Chile’s ALMA telescope makes unexpected discovery, Mexico to launch a satellite, and a protest suspends construction of Brazil’s Belo Monte dam project
Brazil’s Belo Monte hydroelectric project has been put on hold thanks to a new protest by indigenous activists and fishermen who interrupted construction by taking control of trucks and other vehicles, according to the NGO Amazon Watch. The $13 billion dam project was suspended in the past by Brazil’s Supreme Court, but is now back on track to flood 500 square kilometers and displace tens of thousands of people, say environmental activists.
Scientists using the ALMA telescope in Chile’s Atacama desert have discovered an unexpected spiral structure around a red giant star 1,500 light years away, the first time such a structure has been found. “This is the first time we’ve ever seen a spiral of material coming out from a star, together with a surrounding shell,” said Matthias Maercker, lead author of the study to be published in Nature this week.
Costa Rica has tightened controls on the import of shark fins. A new decree, signed into law by Costa Rican president Laura Chinchilla, prohibits the import of shark fins without special customs certification. Though the country has a law banning shark finning, imports of the fins have been largely overlooked, according to marine turtle protection and environmental organization Pretoma.
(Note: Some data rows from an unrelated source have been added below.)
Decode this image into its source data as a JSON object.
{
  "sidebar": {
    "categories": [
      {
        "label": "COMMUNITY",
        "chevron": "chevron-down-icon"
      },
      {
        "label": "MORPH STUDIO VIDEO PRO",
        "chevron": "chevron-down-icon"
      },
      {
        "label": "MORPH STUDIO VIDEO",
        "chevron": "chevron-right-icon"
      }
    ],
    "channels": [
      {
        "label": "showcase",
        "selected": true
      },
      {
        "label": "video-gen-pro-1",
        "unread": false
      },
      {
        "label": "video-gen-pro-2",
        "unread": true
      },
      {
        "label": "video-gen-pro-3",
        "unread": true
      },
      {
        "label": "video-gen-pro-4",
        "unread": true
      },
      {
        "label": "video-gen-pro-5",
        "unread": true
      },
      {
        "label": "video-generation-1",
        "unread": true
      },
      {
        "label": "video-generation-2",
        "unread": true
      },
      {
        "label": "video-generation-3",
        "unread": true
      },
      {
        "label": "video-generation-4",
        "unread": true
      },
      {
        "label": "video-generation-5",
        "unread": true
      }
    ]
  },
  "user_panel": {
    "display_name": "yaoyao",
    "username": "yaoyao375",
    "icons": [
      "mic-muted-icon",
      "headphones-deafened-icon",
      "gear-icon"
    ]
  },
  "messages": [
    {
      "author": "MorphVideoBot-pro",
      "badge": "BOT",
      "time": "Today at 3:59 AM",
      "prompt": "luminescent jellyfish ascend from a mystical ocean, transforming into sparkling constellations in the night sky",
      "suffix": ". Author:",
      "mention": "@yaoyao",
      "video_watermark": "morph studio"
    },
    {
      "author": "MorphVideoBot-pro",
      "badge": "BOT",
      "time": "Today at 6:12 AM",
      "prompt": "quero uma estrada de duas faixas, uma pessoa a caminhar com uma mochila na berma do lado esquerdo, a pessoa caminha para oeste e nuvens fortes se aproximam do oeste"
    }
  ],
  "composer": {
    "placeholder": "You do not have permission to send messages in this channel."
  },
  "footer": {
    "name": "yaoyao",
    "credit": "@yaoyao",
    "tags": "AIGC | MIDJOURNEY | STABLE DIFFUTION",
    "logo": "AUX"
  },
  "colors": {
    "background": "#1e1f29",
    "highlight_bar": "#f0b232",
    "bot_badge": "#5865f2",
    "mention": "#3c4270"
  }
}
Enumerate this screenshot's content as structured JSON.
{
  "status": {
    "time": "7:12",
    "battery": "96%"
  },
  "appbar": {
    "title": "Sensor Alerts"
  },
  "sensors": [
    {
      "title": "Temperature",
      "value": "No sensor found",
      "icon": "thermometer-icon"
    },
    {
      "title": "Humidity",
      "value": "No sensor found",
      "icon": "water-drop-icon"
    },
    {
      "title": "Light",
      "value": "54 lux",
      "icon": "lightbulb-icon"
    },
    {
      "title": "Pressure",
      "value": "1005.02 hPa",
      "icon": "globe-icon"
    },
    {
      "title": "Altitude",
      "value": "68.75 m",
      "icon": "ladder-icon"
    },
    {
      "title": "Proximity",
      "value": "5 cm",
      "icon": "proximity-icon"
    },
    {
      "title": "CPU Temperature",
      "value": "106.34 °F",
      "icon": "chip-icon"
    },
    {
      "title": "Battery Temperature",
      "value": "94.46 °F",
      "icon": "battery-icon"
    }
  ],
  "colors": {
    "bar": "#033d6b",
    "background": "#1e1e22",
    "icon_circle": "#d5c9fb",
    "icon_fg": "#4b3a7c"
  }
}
Ecuador’s government has announced it’s planning an internal strategy to confront climate change. Carola Borja, the sub-secretary of climate change at Ecuador’s Ministry of the Environment, said the government has an action plan that includes informing Ecuadorian citizens about the challenges the country will face with climate change.
Flora and fauna in northern Guatemala’s Maya Biosphere Reserve are being threatened by deforestation at the hands of drug cartels, Chinese logging companies, and cattle ranchers, in addition to fires and commercial hunting. The reserve is home to 513 bird species, 122 mammal species, and 95 reptile species, according to a report from Yale’s environment 360.
Mexico plans to launch its ‘Esperanza I’ satellite before mid-2014, announced Mexican congressman and space enthusiast Andres Eloy Martinez. The recently formed Mexican Space Agency intends to launch the American-made satellite for educational purposes. It will “undoubtedly be sufficient to include experiments of great creativity from students or others with an interesting project,” said Martinez.